#### ABOUT THIS TASK:
All of the entries below are to be copied without any alteration.

#### AVAILABLE RECORDS:
******

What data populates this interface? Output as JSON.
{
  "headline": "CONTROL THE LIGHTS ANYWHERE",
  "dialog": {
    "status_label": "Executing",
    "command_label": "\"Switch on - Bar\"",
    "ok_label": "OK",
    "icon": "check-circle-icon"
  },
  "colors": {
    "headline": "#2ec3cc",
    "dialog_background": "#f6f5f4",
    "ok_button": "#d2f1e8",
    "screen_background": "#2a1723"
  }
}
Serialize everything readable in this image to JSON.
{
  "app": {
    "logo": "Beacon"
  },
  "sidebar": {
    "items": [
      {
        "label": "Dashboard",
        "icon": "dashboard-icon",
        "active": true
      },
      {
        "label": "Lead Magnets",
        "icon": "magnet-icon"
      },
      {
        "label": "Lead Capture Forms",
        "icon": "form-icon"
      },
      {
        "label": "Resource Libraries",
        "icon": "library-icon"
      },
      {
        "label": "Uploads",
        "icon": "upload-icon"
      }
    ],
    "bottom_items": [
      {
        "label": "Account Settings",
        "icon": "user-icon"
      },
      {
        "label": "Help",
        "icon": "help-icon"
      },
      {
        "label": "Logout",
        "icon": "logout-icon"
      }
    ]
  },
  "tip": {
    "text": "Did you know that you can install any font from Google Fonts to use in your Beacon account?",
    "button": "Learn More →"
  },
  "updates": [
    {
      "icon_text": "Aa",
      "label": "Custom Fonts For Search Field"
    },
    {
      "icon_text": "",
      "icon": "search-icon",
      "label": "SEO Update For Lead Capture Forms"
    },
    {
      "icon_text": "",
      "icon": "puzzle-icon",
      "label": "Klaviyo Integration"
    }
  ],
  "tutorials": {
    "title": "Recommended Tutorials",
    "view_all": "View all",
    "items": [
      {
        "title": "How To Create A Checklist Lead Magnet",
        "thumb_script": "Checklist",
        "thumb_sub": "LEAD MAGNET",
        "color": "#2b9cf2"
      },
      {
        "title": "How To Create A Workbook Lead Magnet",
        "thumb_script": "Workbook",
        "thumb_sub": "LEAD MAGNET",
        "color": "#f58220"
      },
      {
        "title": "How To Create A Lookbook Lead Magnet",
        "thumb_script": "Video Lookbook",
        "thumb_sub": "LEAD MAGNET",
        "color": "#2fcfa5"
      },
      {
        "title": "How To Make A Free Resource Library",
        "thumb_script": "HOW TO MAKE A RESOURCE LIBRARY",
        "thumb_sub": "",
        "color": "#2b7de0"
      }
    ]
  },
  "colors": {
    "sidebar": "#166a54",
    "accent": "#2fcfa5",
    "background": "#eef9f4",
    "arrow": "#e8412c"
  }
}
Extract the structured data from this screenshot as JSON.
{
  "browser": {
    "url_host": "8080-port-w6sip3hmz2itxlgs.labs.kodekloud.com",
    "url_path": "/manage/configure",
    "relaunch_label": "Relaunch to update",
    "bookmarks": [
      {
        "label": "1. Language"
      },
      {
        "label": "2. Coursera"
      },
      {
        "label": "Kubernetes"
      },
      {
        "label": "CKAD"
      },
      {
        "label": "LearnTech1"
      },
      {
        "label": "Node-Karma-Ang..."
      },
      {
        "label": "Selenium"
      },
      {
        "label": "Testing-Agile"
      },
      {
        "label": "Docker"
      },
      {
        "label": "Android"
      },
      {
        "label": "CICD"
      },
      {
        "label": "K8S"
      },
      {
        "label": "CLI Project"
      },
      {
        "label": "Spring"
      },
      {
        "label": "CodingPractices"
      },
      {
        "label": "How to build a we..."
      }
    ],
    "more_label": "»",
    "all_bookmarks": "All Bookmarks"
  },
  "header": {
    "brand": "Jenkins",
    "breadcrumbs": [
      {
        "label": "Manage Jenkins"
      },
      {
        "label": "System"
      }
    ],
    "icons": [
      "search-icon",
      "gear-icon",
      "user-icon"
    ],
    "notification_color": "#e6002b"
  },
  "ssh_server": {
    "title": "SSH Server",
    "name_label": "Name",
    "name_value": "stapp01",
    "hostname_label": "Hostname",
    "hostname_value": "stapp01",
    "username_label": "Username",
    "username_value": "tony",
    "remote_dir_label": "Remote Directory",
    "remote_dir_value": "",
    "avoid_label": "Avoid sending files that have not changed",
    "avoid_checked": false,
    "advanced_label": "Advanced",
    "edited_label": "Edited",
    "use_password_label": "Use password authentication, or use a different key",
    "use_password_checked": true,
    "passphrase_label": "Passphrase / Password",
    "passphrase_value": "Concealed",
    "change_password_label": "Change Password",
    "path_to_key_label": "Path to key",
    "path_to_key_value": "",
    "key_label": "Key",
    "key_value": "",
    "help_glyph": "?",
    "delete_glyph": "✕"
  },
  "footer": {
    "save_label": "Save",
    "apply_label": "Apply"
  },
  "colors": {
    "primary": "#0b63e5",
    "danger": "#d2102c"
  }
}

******

#### OUTPUT BELOW:
What data populates this interface? Output as JSON.
{
  "headline": "CONTROL THE LIGHTS ANYWHERE",
  "dialog": {
    "status_label": "Executing",
    "command_label": "\"Switch on - Bar\"",
    "ok_label": "OK",
    "icon": "check-circle-icon"
  },
  "colors": {
    "headline": "#2ec3cc",
    "dialog_background": "#f6f5f4",
    "ok_button": "#d2f1e8",
    "screen_background": "#2a1723"
  }
}
Serialize everything readable in this image to JSON.
{
  "app": {
    "logo": "Beacon"
  },
  "sidebar": {
    "items": [
      {
        "label": "Dashboard",
        "icon": "dashboard-icon",
        "active": true
      },
      {
        "label": "Lead Magnets",
        "icon": "magnet-icon"
      },
      {
        "label": "Lead Capture Forms",
        "icon": "form-icon"
      },
      {
        "label": "Resource Libraries",
        "icon": "library-icon"
      },
      {
        "label": "Uploads",
        "icon": "upload-icon"
      }
    ],
    "bottom_items": [
      {
        "label": "Account Settings",
        "icon": "user-icon"
      },
      {
        "label": "Help",
        "icon": "help-icon"
      },
      {
        "label": "Logout",
        "icon": "logout-icon"
      }
    ]
  },
  "tip": {
    "text": "Did you know that you can install any font from Google Fonts to use in your Beacon account?",
    "button": "Learn More →"
  },
  "updates": [
    {
      "icon_text": "Aa",
      "label": "Custom Fonts For Search Field"
    },
    {
      "icon_text": "",
      "icon": "search-icon",
      "label": "SEO Update For Lead Capture Forms"
    },
    {
      "icon_text": "",
      "icon": "puzzle-icon",
      "label": "Klaviyo Integration"
    }
  ],
  "tutorials": {
    "title": "Recommended Tutorials",
    "view_all": "View all",
    "items": [
      {
        "title": "How To Create A Checklist Lead Magnet",
        "thumb_script": "Checklist",
        "thumb_sub": "LEAD MAGNET",
        "color": "#2b9cf2"
      },
      {
        "title": "How To Create A Workbook Lead Magnet",
        "thumb_script": "Workbook",
        "thumb_sub": "LEAD MAGNET",
        "color": "#f58220"
      },
      {
        "title": "How To Create A Lookbook Lead Magnet",
        "thumb_script": "Video Lookbook",
        "thumb_sub": "LEAD MAGNET",
        "color": "#2fcfa5"
      },
      {
        "title": "How To Make A Free Resource Library",
        "thumb_script": "HOW TO MAKE A RESOURCE LIBRARY",
        "thumb_sub": "",
        "color": "#2b7de0"
      }
    ]
  },
  "colors": {
    "sidebar": "#166a54",
    "accent": "#2fcfa5",
    "background": "#eef9f4",
    "arrow": "#e8412c"
  }
}
Extract the structured data from this screenshot as JSON.
{
  "browser": {
    "url_host": "8080-port-w6sip3hmz2itxlgs.labs.kodekloud.com",
    "url_path": "/manage/configure",
    "relaunch_label": "Relaunch to update",
    "bookmarks": [
      {
        "label": "1. Language"
      },
      {
        "label": "2. Coursera"
      },
      {
        "label": "Kubernetes"
      },
      {
        "label": "CKAD"
      },
      {
        "label": "LearnTech1"
      },
      {
        "label": "Node-Karma-Ang..."
      },
      {
        "label": "Selenium"
      },
      {
        "label": "Testing-Agile"
      },
      {
        "label": "Docker"
      },
      {
        "label": "Android"
      },
      {
        "label": "CICD"
      },
      {
        "label": "K8S"
      },
      {
        "label": "CLI Project"
      },
      {
        "label": "Spring"
      },
      {
        "label": "CodingPractices"
      },
      {
        "label": "How to build a we..."
      }
    ],
    "more_label": "»",
    "all_bookmarks": "All Bookmarks"
  },
  "header": {
    "brand": "Jenkins",
    "breadcrumbs": [
      {
        "label": "Manage Jenkins"
      },
      {
        "label": "System"
      }
    ],
    "icons": [
      "search-icon",
      "gear-icon",
      "user-icon"
    ],
    "notification_color": "#e6002b"
  },
  "ssh_server": {
    "title": "SSH Server",
    "name_label": "Name",
    "name_value": "stapp01",
    "hostname_label": "Hostname",
    "hostname_value": "stapp01",
    "username_label": "Username",
    "username_value": "tony",
    "remote_dir_label": "Remote Directory",
    "remote_dir_value": "",
    "avoid_label": "Avoid sending files that have not changed",
    "avoid_checked": false,
    "advanced_label": "Advanced",
    "edited_label": "Edited",
    "use_password_label": "Use password authentication, or use a different key",
    "use_password_checked": true,
    "passphrase_label": "Passphrase / Password",
    "passphrase_value": "Concealed",
    "change_password_label": "Change Password",
    "path_to_key_label": "Path to key",
    "path_to_key_value": "",
    "key_label": "Key",
    "key_value": "",
    "help_glyph": "?",
    "delete_glyph": "✕"
  },
  "footer": {
    "save_label": "Save",
    "apply_label": "Apply"
  },
  "colors": {
    "primary": "#0b63e5",
    "danger": "#d2102c"
  }
}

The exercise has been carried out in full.